A guy I work with who owns a large collection of domestic turtles asked me if it would be a good investment "to buy some of that bite (sic) coin".

At least it would be worth 8 times more than a bitcoin. B)

Share this post


Link to post
Share on other sites

Scientific American has a great series of articles on crypto currencies this month. Well worth the read.

If you are going to use non government issued currencies, I have to say the best one around is still Canadian Tire money. You stick it in a drawer for years and it still holds its value. 

http://www.insidevancouver.ca/wp-content/uploads/2014/09/5c_a.jpg

Share this post


Link to post
Share on other sites

In another sign that cryptocurrencies, at least the big name bitcoin, isn't quite there yet is the nice crash today.

Which can happen, a bit more troubling for the ideal is that come big trading centres couldn't handle the pressure and had to shut down at times.

http://www.bbc.com/news/business-42457983

Share this post


Link to post
Share on other sites

Yeah, very sharp decline yesterday and big drop all week.  Bitcoin has had much larger % drops before, but there was a lot less money at stake then and less reliance on investors who think they’re getting rich quick. 

It may still rebound from this.  People like to believe in something, and greed is hard to resist.  But it still pains me to see people chase stuff like this. 

Share this post


Link to post
Share on other sites
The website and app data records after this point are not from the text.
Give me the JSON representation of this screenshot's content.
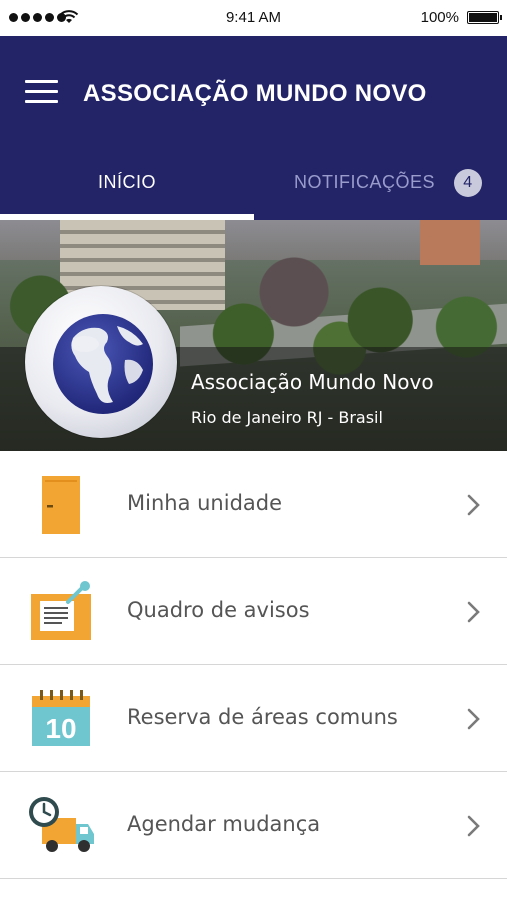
{
  "status_bar": {
    "time": "9:41 AM",
    "battery": "100%"
  },
  "header": {
    "title": "ASSOCIAÇÃO MUNDO NOVO"
  },
  "tabs": [
    {
      "label": "INÍCIO",
      "active": true
    },
    {
      "label": "NOTIFICAÇÕES",
      "badge": "4",
      "active": false
    }
  ],
  "hero": {
    "name": "Associação Mundo Novo",
    "location": "Rio de Janeiro RJ - Brasil"
  },
  "menu": [
    {
      "label": "Minha unidade",
      "icon": "door-icon"
    },
    {
      "label": "Quadro de avisos",
      "icon": "notice-board-icon"
    },
    {
      "label": "Reserva de áreas comuns",
      "icon": "calendar-icon",
      "icon_text": "10"
    },
    {
      "label": "Agendar mudança",
      "icon": "moving-truck-icon"
    }
  ],
  "colors": {
    "header": "#232468",
    "accent": "#f3a533",
    "calendar": "#6fc6cf"
  }
}
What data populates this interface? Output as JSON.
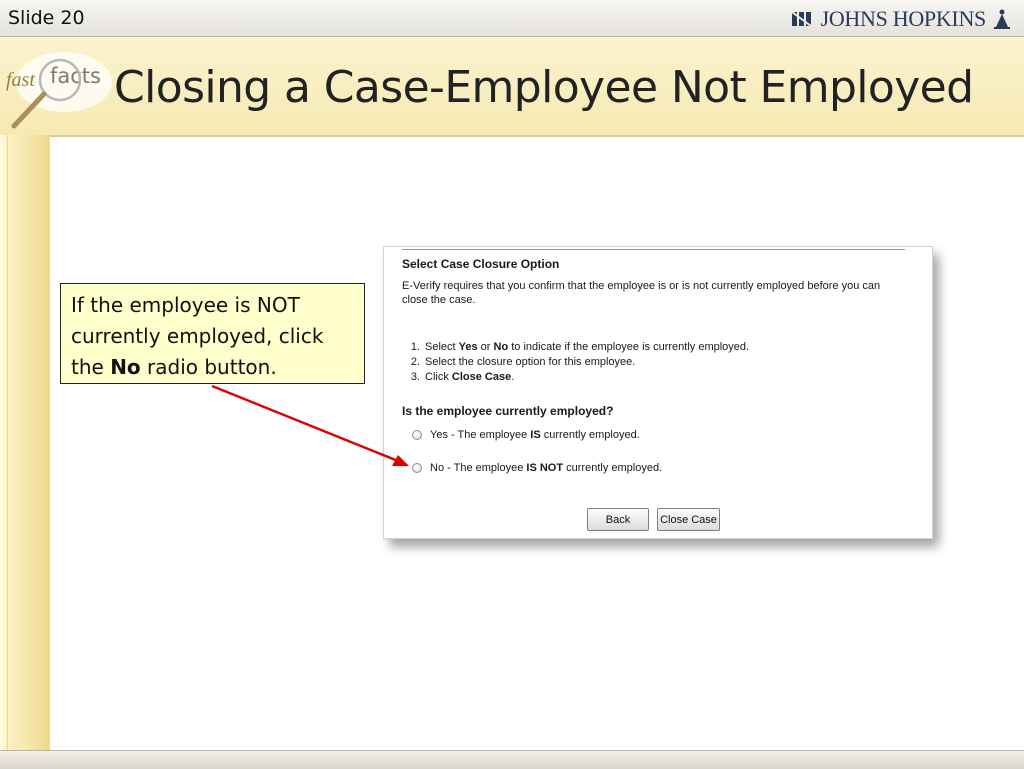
{
  "slide": {
    "number_label": "Slide 20",
    "title": "Closing a Case-Employee Not Employed"
  },
  "brand": {
    "name": "JOHNS HOPKINS",
    "logo": {
      "fast": "fast",
      "facts": "facts"
    }
  },
  "callout": {
    "text_before": "If the employee is NOT currently employed, click the ",
    "emphasis": "No",
    "text_after": " radio button."
  },
  "form": {
    "heading": "Select Case Closure Option",
    "intro": "E-Verify requires that you confirm that the employee is or is not currently employed before you can close the case.",
    "steps": [
      {
        "num": "1.",
        "pre": "Select ",
        "b1": "Yes",
        "mid": " or ",
        "b2": "No",
        "post": " to indicate if the employee is currently employed."
      },
      {
        "num": "2.",
        "text": "Select the closure option for this employee."
      },
      {
        "num": "3.",
        "pre": "Click ",
        "b1": "Close Case",
        "post": "."
      }
    ],
    "question": "Is the employee currently employed?",
    "options": [
      {
        "pre": "Yes - The employee ",
        "bold": "IS",
        "post": " currently employed.",
        "selected": false
      },
      {
        "pre": "No - The employee ",
        "bold": "IS NOT",
        "post": " currently employed.",
        "selected": false
      }
    ],
    "buttons": {
      "back": "Back",
      "close_case": "Close Case"
    }
  },
  "colors": {
    "arrow": "#e00000",
    "callout_bg": "#ffffcc",
    "title_band": "#f8edbd",
    "brand": "#2a3a5c"
  },
  "icons": {
    "brand_shield": "shield-icon",
    "brand_figure": "figure-icon",
    "logo_magnifier": "magnifier-icon"
  }
}
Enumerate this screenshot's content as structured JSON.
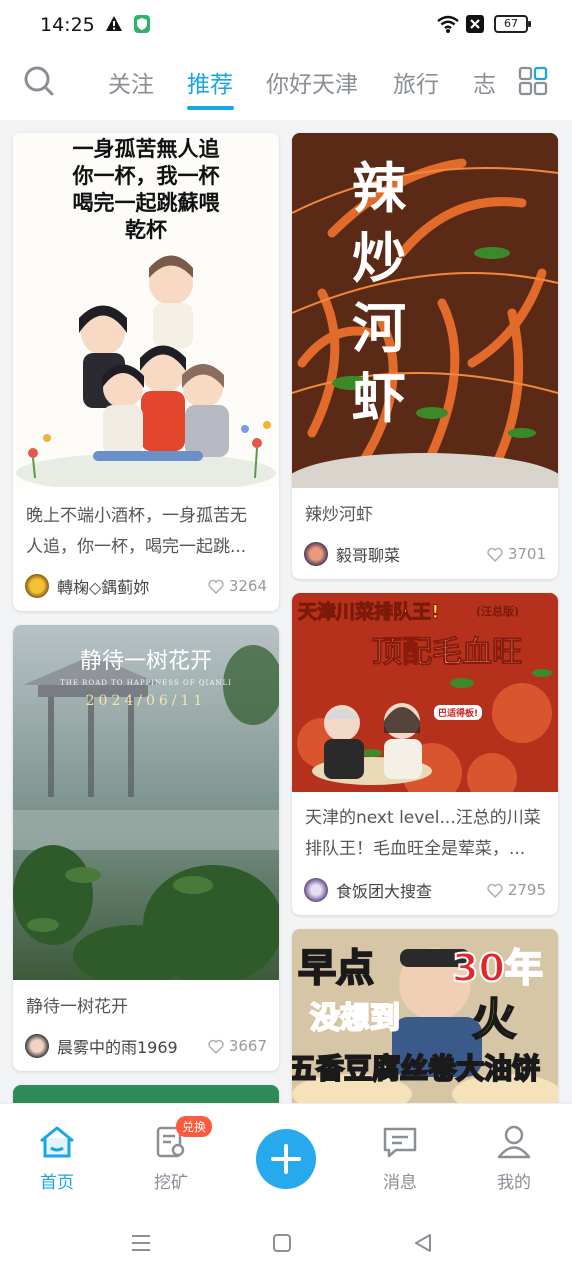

Pretty volatile day.  I did very well in BC, sold out when it hit about $8500 USD or around $12k CDN.  I had purchased a lot back years ago, used some, kept some, bought some more...did very well in fact.   Even though I took a haircut selling part of my investment for liquidity/cash with a local place in Toronto that offers such, and is one of the larger online brokers.

I wish we had stuck it out a bit longer, I could have made another 80% had I been a bit more patient, however, after today, I really feel a bit better about our decision to bail when we did, heh.  As per above posts, several exchanges shut down due to the volatility/etc, I'm glad I'm not eating that stress today.

Edited by SerHaHa

Share this post


Link to post
Share on other sites

I read an article in the BCC a few days ago that mentioned with as volatile as the price of Bitcoin is, it is hardly worth reporting on the price as that isn't anywhere near as important as other aspects of BTC such as the ever increasing transaction fees. Two days ago I moved the roughly $60 worth of BTC I have off of Coinbase and into a wallet only to discover it now takes me more than half my BTC to move it should I want to send it to an address in the future. So I'm kinda screwed and don't really have much choice but to let it sit there until this mess is given the attention it needs.

Share this post


Link to post
Share on other sites
On ‎12‎/‎12‎/‎2017 at 10:35 AM, OldGimletEye said:

The problem here with this I see is:

If its sole value is that it is a means of payment, then it seems like were in some kind beauty contest situation, where everyone thinks it's valuable because they think everyone else thinks everyone else thinks its valuable.

I always thought any particular currency was only valuable because people are sure it is valuable, Wouldn't there be self fulfilling hyperinflation if people lost faith in a currency. 

So I would argue an inherently worthless investment could become stable if people grew it thinking it worthwhile , An example are Picasso painting, You can get a tv to display the same image but they HAVE to sell for millions because everyone Knows they will sell for millions, 
Currently plenty of people think Bitcoin is a scam so it is not inherently worthwhile. 

 

Share this post


Link to post
Share on other sites

I've seen this BTC decline a 100 times. You can't make a move up like it did without a correction. It's necessary for a healthy market. And now there is an alt pump, which also tends to happen following a correction and stabilization of BTC prices. Fun times in the crypto world.

Share this post


Link to post
Share on other sites

Create an account or sign in to comment

You need to be a member in order to leave a comment

Create an account

Sign up for a new account in our community. It's easy!


Register a new account

Sign in

Already have an account? Sign in here.


Sign In Now
Sign in to follow this  
Followers 0